*** Source material Section Begins ***

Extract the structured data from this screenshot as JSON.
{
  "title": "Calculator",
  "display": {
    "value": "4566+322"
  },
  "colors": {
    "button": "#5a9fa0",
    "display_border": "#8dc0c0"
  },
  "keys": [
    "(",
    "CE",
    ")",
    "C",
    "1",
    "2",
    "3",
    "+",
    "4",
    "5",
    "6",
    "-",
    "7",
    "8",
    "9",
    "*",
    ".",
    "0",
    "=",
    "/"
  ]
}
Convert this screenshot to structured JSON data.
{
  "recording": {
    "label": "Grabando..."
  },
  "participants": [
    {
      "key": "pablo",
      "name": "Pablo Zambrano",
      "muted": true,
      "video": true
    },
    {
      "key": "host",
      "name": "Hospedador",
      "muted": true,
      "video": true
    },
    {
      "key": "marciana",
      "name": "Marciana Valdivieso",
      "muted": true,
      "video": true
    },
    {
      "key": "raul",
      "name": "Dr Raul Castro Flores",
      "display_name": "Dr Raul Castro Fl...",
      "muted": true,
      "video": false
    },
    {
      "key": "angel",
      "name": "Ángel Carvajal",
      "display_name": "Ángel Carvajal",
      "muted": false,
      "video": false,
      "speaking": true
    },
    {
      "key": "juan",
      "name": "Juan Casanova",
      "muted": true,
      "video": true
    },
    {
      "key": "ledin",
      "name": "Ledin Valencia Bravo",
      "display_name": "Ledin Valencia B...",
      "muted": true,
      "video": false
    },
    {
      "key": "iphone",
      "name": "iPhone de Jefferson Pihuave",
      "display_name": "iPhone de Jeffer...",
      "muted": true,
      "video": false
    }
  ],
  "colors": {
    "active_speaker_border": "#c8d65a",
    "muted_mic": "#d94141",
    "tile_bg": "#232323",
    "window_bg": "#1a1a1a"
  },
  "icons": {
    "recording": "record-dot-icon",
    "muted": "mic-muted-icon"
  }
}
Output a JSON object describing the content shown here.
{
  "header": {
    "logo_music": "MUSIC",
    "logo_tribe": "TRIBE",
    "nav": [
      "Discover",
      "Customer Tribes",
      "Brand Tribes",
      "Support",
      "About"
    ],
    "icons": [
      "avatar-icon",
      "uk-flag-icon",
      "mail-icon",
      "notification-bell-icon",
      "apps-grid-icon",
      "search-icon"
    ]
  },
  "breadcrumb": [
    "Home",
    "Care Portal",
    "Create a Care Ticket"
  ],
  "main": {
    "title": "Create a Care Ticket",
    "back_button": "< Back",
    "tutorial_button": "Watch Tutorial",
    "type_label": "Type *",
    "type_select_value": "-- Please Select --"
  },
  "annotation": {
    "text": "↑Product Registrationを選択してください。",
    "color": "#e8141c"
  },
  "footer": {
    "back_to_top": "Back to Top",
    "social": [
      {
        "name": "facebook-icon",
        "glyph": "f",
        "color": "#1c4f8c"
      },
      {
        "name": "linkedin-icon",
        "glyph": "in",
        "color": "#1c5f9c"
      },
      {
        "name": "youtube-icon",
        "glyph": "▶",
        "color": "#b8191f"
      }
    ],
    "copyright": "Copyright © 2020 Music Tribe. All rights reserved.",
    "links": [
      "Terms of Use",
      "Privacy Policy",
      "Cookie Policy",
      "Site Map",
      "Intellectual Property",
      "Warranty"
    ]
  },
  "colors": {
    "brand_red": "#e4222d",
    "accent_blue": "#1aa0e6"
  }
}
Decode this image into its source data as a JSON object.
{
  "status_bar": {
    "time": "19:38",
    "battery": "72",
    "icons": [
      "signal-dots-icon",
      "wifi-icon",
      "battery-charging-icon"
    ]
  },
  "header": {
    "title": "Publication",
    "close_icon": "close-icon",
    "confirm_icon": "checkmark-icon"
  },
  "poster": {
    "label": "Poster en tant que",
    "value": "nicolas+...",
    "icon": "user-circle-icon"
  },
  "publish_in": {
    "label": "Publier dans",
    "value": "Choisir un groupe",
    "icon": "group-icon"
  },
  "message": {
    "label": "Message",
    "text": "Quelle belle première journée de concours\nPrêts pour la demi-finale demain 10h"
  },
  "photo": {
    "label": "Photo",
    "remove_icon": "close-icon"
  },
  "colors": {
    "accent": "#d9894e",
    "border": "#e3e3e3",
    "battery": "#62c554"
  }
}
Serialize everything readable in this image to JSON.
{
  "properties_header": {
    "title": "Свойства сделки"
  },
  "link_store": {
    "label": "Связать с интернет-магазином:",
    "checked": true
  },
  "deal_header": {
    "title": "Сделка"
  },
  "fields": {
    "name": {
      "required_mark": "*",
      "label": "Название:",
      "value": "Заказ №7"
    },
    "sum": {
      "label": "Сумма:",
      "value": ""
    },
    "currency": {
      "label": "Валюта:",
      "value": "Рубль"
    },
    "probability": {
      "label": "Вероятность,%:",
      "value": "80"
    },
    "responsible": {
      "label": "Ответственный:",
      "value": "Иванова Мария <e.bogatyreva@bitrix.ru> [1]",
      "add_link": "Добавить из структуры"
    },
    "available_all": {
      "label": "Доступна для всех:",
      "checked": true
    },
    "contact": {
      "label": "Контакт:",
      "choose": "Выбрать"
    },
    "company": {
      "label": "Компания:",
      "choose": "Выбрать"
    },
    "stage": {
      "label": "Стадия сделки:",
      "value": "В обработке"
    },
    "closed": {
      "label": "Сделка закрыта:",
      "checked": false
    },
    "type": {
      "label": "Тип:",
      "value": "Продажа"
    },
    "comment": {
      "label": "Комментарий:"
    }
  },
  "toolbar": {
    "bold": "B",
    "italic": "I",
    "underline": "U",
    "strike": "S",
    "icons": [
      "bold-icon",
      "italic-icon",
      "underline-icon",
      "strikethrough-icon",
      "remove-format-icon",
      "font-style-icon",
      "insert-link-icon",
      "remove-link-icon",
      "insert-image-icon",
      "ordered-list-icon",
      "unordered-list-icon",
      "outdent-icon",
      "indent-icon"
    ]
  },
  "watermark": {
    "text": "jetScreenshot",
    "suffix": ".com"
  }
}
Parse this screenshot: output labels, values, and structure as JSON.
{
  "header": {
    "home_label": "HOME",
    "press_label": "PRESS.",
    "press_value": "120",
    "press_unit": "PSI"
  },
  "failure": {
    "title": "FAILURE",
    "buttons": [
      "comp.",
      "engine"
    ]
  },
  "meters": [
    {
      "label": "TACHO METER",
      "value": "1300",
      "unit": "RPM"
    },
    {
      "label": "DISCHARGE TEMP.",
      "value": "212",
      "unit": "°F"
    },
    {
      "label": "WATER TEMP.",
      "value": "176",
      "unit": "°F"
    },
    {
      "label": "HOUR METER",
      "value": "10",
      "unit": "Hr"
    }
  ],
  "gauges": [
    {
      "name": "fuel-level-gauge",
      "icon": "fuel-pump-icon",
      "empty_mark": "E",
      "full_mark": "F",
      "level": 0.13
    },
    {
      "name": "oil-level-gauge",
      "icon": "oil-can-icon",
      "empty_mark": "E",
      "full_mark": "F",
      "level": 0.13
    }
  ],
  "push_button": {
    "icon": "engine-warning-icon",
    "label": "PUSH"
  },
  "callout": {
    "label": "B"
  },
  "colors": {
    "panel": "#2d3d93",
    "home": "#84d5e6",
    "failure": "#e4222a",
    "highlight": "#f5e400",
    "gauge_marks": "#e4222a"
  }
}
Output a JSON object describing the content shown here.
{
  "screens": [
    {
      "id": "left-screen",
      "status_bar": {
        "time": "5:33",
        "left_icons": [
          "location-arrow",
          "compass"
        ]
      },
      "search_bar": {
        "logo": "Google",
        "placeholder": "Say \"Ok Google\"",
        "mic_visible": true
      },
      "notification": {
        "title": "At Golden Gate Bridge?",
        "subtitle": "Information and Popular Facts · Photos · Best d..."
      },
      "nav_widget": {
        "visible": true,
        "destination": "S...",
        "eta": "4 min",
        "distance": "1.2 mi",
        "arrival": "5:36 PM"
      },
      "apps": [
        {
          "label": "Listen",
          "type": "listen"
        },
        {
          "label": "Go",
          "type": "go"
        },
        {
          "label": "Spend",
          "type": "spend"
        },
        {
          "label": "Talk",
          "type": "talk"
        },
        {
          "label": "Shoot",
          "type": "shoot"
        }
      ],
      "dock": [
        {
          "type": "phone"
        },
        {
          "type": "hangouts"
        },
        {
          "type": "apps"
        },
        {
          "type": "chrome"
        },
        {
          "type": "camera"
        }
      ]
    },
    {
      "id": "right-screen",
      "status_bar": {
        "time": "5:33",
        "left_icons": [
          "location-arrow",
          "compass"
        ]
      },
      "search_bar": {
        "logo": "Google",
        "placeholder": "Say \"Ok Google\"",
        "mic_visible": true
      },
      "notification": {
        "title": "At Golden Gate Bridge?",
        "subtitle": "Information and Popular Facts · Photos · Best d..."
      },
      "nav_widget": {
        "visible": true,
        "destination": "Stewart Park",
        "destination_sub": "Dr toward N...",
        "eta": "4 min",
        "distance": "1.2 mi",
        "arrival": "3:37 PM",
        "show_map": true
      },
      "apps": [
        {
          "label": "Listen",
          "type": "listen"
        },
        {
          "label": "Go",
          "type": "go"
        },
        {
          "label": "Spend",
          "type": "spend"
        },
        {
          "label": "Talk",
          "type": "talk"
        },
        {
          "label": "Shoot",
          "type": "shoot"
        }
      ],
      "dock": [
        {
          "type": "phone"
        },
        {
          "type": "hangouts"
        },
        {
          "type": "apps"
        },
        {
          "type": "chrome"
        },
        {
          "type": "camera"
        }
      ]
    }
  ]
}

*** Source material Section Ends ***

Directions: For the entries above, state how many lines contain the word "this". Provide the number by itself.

Response area: 5